No longer content to let its browser drive fleeting traffic to its Netcenter home page, Netscape Communications is padding the nest with free e-mail from USA.NET and a co-branded search service to protect and build on its millions of daily Web visits.
Thanks largely to its 70-million-strong installed base of client browser software -- Navigator and Communicator -- Netscape's home page has been among the most visited on the Web for several years. The hits come because many Navigator users use Netscape-linked buttons on the browser interface or leave Netscape as the default home page.
But until now, Netscape has pointed many of those 24 million monthly visitors quickly away to such partner sites as Yahoo, Excite, and other popular search and portal destinations. Netscape now wants to keep the hits that its site receives, and attract even more, by offering many of the same services that browser users leave Netcenter for.
Netscape, in effect, is no longer happy to be a middleman on the Web. The important end goal for Netscape is to create as much revenue from page impressions and coincident banner advertisements as possible. And free e-mail, it turns out, generates scads of page hits as users return frequently to send and receive messages.
On Wednesday, the company detailed a series of services and revamping of the interface on its Netcenter consumer portal site to appear in a series of home page upgrades during the next 60 days.
Before July, a new service, Netscape WebMail by USA.NET, will offer a free, Web-based e-mail account to any Netcenter visitor, much in the same way as other free services, such as Microsoft's Hotmail and Yahoo.
WebMail will use Netscape's own technology for its Netcenter Member Directory, and other facets of Netcenter, but the e-mail service will be built on Colorado Springs, Colo.-based USA.NET's NetAddress technology. This despite the fact that Netscape offers a standards-based e-mail server and is expected to announce a highly scaling e-mail server upgrade with its Apollo launch in coming months.
Netscape is also negotiating with search sites to provide a Netscape-branded search facility within the cyber-confines of Netcenter, said Mike Homer, executive vice president and general manager of Netscape's Web site division.
"It will be an Internet-branded search [engine] to make it the search of choice for Netscape users. The partner could get some branding, but it will remain primarily a Netscape branded service," Homer said in a teleconference with reporters.
Moreover, Netscape also plans in coming weeks to more tightly couple its browser interface with its Netcenter offerings. Netcenter services will still be usable by rival Microsoft Internet Explorer users, but the access to the services may be easier for Navigator users, Homer said.
"Now that we give the browser away for free, we'll use it to bring users back to Netcenter," Homer said. "Now that we have all the services that the other portal sites do, all the pieces are in place. We're sure we'll generate a tremendous amount of traffic between our search engine and the client integration. We believe that by integrating [the client] with Netcenter that we will win."
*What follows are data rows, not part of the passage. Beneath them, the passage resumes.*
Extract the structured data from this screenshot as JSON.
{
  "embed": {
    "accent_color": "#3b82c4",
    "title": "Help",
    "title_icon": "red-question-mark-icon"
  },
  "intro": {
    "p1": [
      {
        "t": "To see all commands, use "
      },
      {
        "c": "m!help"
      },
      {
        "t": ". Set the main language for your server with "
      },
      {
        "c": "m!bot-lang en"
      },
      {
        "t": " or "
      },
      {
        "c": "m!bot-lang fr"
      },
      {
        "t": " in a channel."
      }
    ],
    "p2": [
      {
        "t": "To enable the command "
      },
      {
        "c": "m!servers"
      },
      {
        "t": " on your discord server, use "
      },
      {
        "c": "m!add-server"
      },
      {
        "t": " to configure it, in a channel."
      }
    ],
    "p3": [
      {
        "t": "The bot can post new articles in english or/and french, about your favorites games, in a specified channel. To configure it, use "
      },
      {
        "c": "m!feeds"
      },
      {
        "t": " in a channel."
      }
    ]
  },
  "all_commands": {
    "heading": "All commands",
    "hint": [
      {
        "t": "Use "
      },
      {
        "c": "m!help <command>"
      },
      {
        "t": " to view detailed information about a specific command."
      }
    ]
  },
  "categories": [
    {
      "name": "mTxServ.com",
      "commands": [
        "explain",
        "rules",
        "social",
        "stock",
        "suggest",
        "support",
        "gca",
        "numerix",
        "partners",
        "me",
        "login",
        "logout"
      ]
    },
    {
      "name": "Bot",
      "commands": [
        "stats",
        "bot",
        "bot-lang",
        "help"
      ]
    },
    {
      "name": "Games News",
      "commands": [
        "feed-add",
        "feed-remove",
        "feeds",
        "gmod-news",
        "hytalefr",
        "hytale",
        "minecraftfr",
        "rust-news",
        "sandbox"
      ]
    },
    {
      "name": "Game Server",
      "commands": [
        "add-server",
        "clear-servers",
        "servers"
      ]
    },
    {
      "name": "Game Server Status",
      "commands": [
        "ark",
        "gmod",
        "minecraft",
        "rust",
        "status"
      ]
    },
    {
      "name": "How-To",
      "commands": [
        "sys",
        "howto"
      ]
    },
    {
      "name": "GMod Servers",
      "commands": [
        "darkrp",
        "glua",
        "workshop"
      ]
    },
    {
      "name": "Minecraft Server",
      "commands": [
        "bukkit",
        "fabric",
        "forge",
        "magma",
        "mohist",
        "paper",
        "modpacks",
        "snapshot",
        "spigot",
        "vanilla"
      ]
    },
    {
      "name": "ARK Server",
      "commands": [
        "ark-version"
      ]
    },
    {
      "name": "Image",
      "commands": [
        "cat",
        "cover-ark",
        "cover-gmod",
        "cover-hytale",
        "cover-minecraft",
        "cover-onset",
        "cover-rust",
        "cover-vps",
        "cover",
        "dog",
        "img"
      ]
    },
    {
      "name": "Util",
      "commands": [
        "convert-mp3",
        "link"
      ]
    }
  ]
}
Specifically, when the new Netcenter with WebMail launches, it will include:
--a new personalization service;
--a simplified opening page;
--e-mail notification on users' personal pages; and
--a summary inbox to view messages.
These e-mail services will augment Netscape's current In-Box Direct service, which automates personalised links to specific outside Web content services.
Netscape said it sought the partnership with USA.NET because of the level of service the company provides to e-mail users. Netscape's new service will offer address book synchronization; save draft; spell check; message search; global vacation auto-response; and some filtering capabilities. Additional services will include virus scanning; foreign language translation; integrated message forwarding to e-mail, fax, and pager; mail collection from multiple e-mail accounts; and POP3 mailboxes for offline management, Netscape said.
(Dana Gardner is an editor at large for InfoWorld.)